There are many ways to customize a Frappuccino blended beverage at Starbucks. Guests can select from a variety of milk or soy and choose any combination of syrups or toppings to create a beverage that is uniquely yours.
Starbucks announced the launch of its 4th annual Global Month of Service, with Starbucks employees, customers, and community members once again coming together to help contribute more than one million community service hours per year by 2015. This program supports the advancement of Starbucks Global Responsibility Goals, which were designed to help make communities stronger through ethical sourcing, environmental stewardship, and community engagement.
Howard Schultz, chairman, president, and CEO of Starbucks, and Oprah Winfrey, global media leader and philanthropist, today announced a first-of-its-kind collaboration to co-create Teavana Oprah Chai Tea. Beginning April 29, Teavana Oprah Chai will be sold in Starbucks and Teavana stores across the U.S. and Canada, with Starbucks making a donation for each product sold to the Oprah Winfrey Leadership Academy Foundation to benefit educational opportunities for youth.
Keurig Green Mountain Inc., a leader in specialty coffee, coffee makers, teas, and other beverages with its brewing technology, and Starbucks Coffee Company announced amended terms to the companies’ existing five-year agreement.
With more quick-serve players jumping into the morning daypart, breakfast traffic continues to surge. A new report from The NPD Group, a global information and advisory firm, shows a 3 percent gain in sales during the morning meal across the whole restaurant industry in 2013.
In downtown New Orleans, local artistry and distinctive architecture are never more than a stone’s throw away. For this reason, it may come as a surprise to some visitors to find the world’s most ubiquitous coffeehouse chain nestled among the businesses on Canal Street.
But, unlike other units boasting the Starbucks name, this store capitalizes on the growing trend of interior design uniquely tailored to fit the surrounding neighborhood.
Q: What does it take for a quick-service brand to become a great brand?
A: I get this question all the time. Many people look at superstar brands like Apple, Southwest Airlines, and Nike and mistakenly conclude those companies achieved their successes as a result of good timing, great advertising, or just plain luck.

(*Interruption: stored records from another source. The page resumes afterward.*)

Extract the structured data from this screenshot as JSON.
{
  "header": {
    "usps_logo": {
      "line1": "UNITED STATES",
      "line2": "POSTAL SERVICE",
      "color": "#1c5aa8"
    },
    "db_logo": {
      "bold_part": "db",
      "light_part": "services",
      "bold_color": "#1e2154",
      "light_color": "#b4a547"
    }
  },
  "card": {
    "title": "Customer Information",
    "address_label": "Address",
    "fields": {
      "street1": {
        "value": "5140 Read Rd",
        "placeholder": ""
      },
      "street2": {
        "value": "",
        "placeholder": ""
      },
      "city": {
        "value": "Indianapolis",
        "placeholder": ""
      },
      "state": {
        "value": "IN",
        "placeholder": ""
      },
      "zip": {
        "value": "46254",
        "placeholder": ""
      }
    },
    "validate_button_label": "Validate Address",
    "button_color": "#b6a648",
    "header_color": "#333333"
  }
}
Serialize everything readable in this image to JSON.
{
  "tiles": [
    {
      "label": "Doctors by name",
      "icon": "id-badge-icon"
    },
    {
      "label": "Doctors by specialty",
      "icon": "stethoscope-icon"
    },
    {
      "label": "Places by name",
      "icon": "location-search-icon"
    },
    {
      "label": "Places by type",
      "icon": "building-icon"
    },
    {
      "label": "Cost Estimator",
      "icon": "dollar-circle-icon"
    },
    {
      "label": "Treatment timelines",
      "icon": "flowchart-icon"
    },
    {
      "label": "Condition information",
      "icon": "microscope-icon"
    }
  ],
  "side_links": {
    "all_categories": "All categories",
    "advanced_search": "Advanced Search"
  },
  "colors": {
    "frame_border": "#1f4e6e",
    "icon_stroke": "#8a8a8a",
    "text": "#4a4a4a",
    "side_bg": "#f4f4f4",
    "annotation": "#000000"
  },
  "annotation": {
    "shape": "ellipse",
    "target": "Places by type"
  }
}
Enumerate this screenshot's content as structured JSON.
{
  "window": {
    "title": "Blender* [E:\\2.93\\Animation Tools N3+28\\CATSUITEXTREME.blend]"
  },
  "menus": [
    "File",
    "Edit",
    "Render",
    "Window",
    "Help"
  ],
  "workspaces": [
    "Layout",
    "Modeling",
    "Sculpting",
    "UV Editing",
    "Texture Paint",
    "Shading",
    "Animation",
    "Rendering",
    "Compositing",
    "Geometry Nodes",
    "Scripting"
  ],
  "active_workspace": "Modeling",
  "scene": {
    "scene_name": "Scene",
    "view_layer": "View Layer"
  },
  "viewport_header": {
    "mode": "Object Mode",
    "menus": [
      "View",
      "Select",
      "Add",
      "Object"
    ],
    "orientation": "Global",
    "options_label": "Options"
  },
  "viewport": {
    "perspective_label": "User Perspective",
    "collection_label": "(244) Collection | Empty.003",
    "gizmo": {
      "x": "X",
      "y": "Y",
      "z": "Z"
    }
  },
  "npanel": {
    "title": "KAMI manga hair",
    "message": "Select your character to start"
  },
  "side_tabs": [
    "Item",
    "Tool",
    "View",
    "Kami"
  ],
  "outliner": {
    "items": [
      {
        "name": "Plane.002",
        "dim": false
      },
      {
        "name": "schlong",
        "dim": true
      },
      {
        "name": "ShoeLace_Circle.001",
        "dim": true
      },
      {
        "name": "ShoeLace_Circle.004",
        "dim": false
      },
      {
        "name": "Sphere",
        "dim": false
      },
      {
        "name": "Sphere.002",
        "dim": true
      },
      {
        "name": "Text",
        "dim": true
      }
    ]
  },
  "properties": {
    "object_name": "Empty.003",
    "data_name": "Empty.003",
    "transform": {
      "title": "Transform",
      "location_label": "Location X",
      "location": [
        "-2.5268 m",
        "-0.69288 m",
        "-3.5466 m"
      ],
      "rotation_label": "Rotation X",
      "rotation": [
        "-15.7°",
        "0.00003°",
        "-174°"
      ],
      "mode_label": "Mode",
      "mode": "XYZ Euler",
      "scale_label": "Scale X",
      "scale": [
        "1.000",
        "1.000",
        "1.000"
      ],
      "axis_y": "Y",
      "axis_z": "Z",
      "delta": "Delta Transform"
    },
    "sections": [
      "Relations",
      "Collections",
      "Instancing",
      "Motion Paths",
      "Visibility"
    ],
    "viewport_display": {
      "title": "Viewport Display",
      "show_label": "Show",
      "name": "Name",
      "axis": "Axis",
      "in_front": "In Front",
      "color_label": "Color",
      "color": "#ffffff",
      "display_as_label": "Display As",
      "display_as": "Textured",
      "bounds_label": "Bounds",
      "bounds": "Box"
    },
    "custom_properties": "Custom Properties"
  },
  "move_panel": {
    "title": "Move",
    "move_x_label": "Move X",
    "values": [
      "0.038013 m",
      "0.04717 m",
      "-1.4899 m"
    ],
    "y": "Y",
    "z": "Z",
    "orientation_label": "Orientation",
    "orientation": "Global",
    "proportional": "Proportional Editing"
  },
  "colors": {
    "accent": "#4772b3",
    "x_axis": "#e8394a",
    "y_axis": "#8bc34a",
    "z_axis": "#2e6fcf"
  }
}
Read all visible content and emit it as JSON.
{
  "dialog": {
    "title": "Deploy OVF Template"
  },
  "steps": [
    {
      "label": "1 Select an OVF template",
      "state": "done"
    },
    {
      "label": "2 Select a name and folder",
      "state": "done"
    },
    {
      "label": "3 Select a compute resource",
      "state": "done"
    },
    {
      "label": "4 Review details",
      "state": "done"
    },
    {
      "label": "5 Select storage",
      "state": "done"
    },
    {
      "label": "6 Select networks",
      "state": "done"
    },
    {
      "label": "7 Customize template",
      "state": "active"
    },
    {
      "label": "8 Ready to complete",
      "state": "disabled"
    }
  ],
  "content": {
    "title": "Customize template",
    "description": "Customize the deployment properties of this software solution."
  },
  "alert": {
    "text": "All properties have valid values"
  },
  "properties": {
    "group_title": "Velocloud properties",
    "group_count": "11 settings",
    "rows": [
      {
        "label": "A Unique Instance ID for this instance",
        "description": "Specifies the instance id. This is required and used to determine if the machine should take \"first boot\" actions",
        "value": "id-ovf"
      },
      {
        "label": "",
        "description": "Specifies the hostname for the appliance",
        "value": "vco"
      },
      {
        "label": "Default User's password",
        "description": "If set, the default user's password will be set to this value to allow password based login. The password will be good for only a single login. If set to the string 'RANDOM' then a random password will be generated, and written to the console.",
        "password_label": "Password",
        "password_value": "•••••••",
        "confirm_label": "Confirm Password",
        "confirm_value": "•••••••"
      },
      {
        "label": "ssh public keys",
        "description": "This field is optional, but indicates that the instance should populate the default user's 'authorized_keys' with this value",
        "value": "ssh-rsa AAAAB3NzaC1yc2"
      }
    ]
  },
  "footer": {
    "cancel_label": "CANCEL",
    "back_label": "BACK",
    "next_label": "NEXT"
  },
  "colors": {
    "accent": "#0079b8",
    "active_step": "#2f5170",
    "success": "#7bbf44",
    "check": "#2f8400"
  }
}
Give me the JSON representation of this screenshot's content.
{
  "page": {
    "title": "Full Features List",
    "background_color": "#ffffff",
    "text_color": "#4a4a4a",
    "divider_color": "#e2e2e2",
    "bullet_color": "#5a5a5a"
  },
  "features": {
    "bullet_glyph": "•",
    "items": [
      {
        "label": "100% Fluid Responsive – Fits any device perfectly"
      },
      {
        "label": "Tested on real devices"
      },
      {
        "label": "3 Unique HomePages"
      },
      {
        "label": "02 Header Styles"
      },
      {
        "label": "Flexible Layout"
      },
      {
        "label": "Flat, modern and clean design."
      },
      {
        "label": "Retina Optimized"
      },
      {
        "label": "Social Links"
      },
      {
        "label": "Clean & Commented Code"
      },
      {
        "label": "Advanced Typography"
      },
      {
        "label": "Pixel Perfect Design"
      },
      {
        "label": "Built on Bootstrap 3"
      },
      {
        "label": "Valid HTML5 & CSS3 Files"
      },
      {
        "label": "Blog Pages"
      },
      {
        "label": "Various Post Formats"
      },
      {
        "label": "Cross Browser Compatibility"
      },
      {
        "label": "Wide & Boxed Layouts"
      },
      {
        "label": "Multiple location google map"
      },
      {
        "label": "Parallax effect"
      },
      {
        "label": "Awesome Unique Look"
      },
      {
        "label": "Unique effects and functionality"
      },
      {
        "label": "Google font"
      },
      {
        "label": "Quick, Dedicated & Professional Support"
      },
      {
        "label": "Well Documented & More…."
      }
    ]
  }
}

But I’ve found that these companies have employed specific, somewhat surprising, techniques that have turned them into industry icons.
Customers are increasingly on the go in today’s society, and quick-serve brands hoping to capitalize on their needs for more convenient food products are turning to pre-packaged, grab-and-go options.
The limited-service restaurant industry is cashing in on diners’ New Year’s resolutions for healthy eating in a big way. At bagel concept Einstein Bros. Bagels, for example, January 1 marked renewed focus on the brand’s Smart Choices menu, which boasts a selection of better-for-you alternatives with less than 350 calories and 15 grams of fat.